WUCF aired the British Telly spot strategically before and after the shows leading up to and including the Saturday morning royal wedding coverage following the national pledge break. The decision brought immediate results. That weekend, WUCF saw a huge spike in Passport, web and phone pledges: 145 pledges totaling $12,302. Forty-three of those pledges were sustainers, for an annual total of nearly $5,000. “Normally on a week this time of year, I might get 10 or 20 pledges,” says Hamel. The week of the royal wedding brought ten times that amount.
Most of the pledges didn’t happen during the wedding coverage itself, but over the course of the day on Saturday and into Sunday. “There was clearly a lot of DVRing,” Hamel says. “There were very few calls. Most were purely through our website and the instant gratification page we set up at PBS.org.” Though the station was also offering a British Telly Fund-related mug as a thank-you gift, very few people donated specifically for the mug.
Hamel attributes almost all of the activity to the wedding.
The New Norm
While the royal wedding may have been a once-in-a-generation event, WUCF aims to continue using the “British Telly Fund” to drive Passport interest and registration. “We are really trying to push this. We’re not just holding it to drives or major events, but pushing this as our new norm,” says Hamel. In addition to the fun ads, the station is beginning to produce a series of spots allowing donors to talk about Passport, how easy it is to set up, and the programming they enjoy watching on it.
Hamel admits not every station will have a local foundation providing a generous matching grant—but every station can be intentional with a multi-channel approach to Passport promotion. He and WUCF believe every opportunity to communicate to viewers is an opportunity to promote Passport.
“We’re just trying to make sure, if we’re going on the air or talking through email or snail mail, then we find some way to mention Passport and information about setting it up,” says Hamel.

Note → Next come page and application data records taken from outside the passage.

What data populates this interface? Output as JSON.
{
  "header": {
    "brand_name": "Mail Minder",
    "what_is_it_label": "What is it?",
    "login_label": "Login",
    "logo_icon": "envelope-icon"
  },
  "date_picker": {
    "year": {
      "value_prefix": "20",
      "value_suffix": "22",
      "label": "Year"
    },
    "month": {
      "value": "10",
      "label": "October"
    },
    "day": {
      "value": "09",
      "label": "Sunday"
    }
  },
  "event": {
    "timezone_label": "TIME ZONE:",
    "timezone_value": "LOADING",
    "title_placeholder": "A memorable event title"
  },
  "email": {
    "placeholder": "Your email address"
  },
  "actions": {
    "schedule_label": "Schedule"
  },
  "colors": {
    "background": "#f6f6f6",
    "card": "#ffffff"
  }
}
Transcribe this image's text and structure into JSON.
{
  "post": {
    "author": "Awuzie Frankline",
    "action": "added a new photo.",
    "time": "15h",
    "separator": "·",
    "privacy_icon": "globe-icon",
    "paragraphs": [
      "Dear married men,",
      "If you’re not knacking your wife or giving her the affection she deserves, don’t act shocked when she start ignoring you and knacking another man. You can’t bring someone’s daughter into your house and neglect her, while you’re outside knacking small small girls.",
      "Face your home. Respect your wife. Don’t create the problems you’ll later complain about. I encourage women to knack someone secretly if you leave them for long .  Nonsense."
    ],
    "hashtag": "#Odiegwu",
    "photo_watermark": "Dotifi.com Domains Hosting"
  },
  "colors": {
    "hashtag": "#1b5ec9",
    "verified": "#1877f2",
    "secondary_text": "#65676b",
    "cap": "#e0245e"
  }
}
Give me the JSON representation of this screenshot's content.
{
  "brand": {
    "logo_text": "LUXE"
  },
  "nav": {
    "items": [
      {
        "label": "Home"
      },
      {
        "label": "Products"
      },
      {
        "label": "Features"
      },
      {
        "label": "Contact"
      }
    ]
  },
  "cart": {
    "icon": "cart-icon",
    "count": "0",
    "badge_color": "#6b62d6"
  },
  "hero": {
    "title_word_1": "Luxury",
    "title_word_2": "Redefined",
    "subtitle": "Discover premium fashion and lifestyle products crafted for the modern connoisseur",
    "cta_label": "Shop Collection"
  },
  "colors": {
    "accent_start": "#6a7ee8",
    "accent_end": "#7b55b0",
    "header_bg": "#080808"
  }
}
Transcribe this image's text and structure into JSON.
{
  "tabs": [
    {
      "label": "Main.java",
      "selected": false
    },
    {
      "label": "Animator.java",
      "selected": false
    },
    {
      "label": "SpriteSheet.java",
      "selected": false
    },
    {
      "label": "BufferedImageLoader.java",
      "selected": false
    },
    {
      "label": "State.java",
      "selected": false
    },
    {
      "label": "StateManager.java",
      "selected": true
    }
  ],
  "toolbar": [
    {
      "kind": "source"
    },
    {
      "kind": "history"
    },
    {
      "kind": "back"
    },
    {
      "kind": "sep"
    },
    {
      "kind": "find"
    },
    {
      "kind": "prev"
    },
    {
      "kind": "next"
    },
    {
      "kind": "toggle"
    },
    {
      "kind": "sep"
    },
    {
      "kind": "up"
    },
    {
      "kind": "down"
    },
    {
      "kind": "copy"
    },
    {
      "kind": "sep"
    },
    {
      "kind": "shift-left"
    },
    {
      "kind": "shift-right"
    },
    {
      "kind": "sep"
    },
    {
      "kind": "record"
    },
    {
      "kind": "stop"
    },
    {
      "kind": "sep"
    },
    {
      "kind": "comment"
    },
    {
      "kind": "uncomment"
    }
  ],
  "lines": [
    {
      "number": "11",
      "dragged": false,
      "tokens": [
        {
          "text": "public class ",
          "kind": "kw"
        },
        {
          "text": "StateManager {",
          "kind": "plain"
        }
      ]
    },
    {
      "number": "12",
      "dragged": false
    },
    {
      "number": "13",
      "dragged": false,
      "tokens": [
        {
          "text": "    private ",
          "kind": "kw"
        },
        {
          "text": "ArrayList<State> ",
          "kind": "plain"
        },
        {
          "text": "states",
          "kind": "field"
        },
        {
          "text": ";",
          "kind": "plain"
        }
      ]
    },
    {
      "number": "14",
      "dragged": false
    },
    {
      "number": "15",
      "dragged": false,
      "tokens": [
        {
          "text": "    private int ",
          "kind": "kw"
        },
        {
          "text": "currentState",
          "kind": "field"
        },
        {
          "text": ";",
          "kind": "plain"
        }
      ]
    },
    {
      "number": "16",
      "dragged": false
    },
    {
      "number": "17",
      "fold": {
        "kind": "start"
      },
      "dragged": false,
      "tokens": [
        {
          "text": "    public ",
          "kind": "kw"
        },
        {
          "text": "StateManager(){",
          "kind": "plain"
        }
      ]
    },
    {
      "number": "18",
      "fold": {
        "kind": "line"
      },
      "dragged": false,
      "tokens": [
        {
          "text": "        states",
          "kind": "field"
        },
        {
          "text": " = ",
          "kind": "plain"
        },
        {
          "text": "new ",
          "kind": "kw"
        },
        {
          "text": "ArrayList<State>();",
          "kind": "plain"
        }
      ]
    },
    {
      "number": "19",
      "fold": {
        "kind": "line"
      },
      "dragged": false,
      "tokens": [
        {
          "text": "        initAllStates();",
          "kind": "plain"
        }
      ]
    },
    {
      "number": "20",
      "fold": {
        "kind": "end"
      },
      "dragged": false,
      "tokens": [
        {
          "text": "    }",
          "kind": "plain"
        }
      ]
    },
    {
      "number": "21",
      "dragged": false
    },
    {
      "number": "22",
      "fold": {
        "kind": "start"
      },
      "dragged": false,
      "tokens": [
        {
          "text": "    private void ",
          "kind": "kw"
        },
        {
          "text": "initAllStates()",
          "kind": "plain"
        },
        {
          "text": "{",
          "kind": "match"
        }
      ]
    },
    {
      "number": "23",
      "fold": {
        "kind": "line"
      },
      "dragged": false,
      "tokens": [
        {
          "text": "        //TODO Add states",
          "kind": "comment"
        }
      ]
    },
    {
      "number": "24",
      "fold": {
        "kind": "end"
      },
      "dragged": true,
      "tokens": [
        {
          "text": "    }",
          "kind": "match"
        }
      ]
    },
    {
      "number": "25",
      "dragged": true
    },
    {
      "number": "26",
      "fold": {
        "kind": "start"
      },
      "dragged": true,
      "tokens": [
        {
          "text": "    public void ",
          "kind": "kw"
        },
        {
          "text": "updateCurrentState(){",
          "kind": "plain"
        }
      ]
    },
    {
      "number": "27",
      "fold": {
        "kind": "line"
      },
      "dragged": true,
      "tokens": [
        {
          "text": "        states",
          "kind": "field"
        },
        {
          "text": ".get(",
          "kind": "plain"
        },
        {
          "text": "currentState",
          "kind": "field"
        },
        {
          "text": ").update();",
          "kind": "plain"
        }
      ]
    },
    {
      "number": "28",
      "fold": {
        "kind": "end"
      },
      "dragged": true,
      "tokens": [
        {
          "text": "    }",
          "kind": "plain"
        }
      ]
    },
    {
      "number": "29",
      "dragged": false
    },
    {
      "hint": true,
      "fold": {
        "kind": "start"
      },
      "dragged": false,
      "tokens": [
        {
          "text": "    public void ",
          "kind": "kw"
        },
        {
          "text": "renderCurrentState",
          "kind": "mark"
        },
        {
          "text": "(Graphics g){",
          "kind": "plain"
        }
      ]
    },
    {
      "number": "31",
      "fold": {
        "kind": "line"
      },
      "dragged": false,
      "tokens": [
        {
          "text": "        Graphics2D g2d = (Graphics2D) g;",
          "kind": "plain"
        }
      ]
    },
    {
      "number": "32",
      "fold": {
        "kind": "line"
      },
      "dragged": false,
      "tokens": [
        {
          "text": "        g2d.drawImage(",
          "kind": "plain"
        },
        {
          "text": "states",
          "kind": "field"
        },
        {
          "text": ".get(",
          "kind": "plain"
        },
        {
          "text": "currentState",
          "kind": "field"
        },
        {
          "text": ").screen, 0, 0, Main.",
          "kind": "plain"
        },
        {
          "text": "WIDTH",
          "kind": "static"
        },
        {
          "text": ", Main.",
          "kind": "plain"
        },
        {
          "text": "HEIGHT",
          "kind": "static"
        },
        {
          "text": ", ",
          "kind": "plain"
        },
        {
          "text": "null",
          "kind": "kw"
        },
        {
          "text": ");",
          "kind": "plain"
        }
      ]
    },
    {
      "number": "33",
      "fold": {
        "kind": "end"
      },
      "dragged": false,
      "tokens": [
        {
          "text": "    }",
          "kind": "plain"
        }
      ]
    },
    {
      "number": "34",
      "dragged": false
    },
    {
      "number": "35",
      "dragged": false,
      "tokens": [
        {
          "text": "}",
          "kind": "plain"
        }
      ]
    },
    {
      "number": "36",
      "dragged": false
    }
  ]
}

That deliberate focus just happened to coincide with the matching grant and an event that attracted worldwide attention. “In the end, it came down to strong relationship building, careful spot production and placement, and a little luck.”